Description of the task: Please restate the data word for word, in full.

Data supplied:

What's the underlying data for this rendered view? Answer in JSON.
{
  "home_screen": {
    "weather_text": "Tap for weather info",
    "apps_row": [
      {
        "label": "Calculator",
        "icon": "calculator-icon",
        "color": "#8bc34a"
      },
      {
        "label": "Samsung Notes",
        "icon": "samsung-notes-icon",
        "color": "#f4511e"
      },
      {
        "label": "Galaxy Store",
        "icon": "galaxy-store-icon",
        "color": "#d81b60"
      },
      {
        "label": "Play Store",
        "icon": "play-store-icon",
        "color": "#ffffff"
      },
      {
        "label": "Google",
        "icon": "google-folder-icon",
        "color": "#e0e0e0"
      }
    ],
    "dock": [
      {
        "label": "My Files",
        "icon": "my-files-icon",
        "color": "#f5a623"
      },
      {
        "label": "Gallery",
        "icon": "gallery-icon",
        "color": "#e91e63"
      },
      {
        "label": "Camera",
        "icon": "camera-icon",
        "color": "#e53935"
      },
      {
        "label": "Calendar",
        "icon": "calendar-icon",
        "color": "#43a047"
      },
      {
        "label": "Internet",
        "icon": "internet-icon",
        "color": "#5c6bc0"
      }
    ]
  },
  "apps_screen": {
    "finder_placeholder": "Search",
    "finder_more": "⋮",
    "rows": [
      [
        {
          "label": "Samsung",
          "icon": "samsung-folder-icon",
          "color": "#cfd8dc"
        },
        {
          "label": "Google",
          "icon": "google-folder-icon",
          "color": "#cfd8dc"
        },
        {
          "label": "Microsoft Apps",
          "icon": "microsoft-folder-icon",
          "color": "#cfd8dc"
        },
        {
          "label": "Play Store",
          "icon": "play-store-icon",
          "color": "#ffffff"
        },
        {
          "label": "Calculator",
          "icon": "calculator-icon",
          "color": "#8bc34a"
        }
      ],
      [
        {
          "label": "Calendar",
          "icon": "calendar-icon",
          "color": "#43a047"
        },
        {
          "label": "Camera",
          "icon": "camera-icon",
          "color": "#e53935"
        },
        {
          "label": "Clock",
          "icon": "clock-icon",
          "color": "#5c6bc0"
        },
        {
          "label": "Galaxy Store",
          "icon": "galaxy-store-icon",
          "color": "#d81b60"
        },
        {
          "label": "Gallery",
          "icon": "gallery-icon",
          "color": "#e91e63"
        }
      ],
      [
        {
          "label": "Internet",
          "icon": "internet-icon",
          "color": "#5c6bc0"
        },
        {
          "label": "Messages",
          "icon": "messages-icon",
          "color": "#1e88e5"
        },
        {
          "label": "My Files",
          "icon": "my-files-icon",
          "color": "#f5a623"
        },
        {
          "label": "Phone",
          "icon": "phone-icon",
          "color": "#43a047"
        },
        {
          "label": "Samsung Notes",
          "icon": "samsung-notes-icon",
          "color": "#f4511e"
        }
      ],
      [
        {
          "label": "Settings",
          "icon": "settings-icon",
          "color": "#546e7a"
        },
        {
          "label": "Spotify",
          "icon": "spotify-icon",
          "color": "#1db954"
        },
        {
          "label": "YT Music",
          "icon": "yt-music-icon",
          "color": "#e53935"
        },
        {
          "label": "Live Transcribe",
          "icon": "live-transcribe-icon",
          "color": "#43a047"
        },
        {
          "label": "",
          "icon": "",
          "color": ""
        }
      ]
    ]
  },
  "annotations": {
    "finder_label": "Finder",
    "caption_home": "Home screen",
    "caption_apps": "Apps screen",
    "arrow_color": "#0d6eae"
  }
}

Result:
What's the underlying data for this rendered view? Answer in JSON.
{
  "home_screen": {
    "weather_text": "Tap for weather info",
    "apps_row": [
      {
        "label": "Calculator",
        "icon": "calculator-icon",
        "color": "#8bc34a"
      },
      {
        "label": "Samsung Notes",
        "icon": "samsung-notes-icon",
        "color": "#f4511e"
      },
      {
        "label": "Galaxy Store",
        "icon": "galaxy-store-icon",
        "color": "#d81b60"
      },
      {
        "label": "Play Store",
        "icon": "play-store-icon",
        "color": "#ffffff"
      },
      {
        "label": "Google",
        "icon": "google-folder-icon",
        "color": "#e0e0e0"
      }
    ],
    "dock": [
      {
        "label": "My Files",
        "icon": "my-files-icon",
        "color": "#f5a623"
      },
      {
        "label": "Gallery",
        "icon": "gallery-icon",
        "color": "#e91e63"
      },
      {
        "label": "Camera",
        "icon": "camera-icon",
        "color": "#e53935"
      },
      {
        "label": "Calendar",
        "icon": "calendar-icon",
        "color": "#43a047"
      },
      {
        "label": "Internet",
        "icon": "internet-icon",
        "color": "#5c6bc0"
      }
    ]
  },
  "apps_screen": {
    "finder_placeholder": "Search",
    "finder_more": "⋮",
    "rows": [
      [
        {
          "label": "Samsung",
          "icon": "samsung-folder-icon",
          "color": "#cfd8dc"
        },
        {
          "label": "Google",
          "icon": "google-folder-icon",
          "color": "#cfd8dc"
        },
        {
          "label": "Microsoft Apps",
          "icon": "microsoft-folder-icon",
          "color": "#cfd8dc"
        },
        {
          "label": "Play Store",
          "icon": "play-store-icon",
          "color": "#ffffff"
        },
        {
          "label": "Calculator",
          "icon": "calculator-icon",
          "color": "#8bc34a"
        }
      ],
      [
        {
          "label": "Calendar",
          "icon": "calendar-icon",
          "color": "#43a047"
        },
        {
          "label": "Camera",
          "icon": "camera-icon",
          "color": "#e53935"
        },
        {
          "label": "Clock",
          "icon": "clock-icon",
          "color": "#5c6bc0"
        },
        {
          "label": "Galaxy Store",
          "icon": "galaxy-store-icon",
          "color": "#d81b60"
        },
        {
          "label": "Gallery",
          "icon": "gallery-icon",
          "color": "#e91e63"
        }
      ],
      [
        {
          "label": "Internet",
          "icon": "internet-icon",
          "color": "#5c6bc0"
        },
        {
          "label": "Messages",
          "icon": "messages-icon",
          "color": "#1e88e5"
        },
        {
          "label": "My Files",
          "icon": "my-files-icon",
          "color": "#f5a623"
        },
        {
          "label": "Phone",
          "icon": "phone-icon",
          "color": "#43a047"
        },
        {
          "label": "Samsung Notes",
          "icon": "samsung-notes-icon",
          "color": "#f4511e"
        }
      ],
      [
        {
          "label": "Settings",
          "icon": "settings-icon",
          "color": "#546e7a"
        },
        {
          "label": "Spotify",
          "icon": "spotify-icon",
          "color": "#1db954"
        },
        {
          "label": "YT Music",
          "icon": "yt-music-icon",
          "color": "#e53935"
        },
        {
          "label": "Live Transcribe",
          "icon": "live-transcribe-icon",
          "color": "#43a047"
        },
        {
          "label": "",
          "icon": "",
          "color": ""
        }
      ]
    ]
  },
  "annotations": {
    "finder_label": "Finder",
    "caption_home": "Home screen",
    "caption_apps": "Apps screen",
    "arrow_color": "#0d6eae"
  }
}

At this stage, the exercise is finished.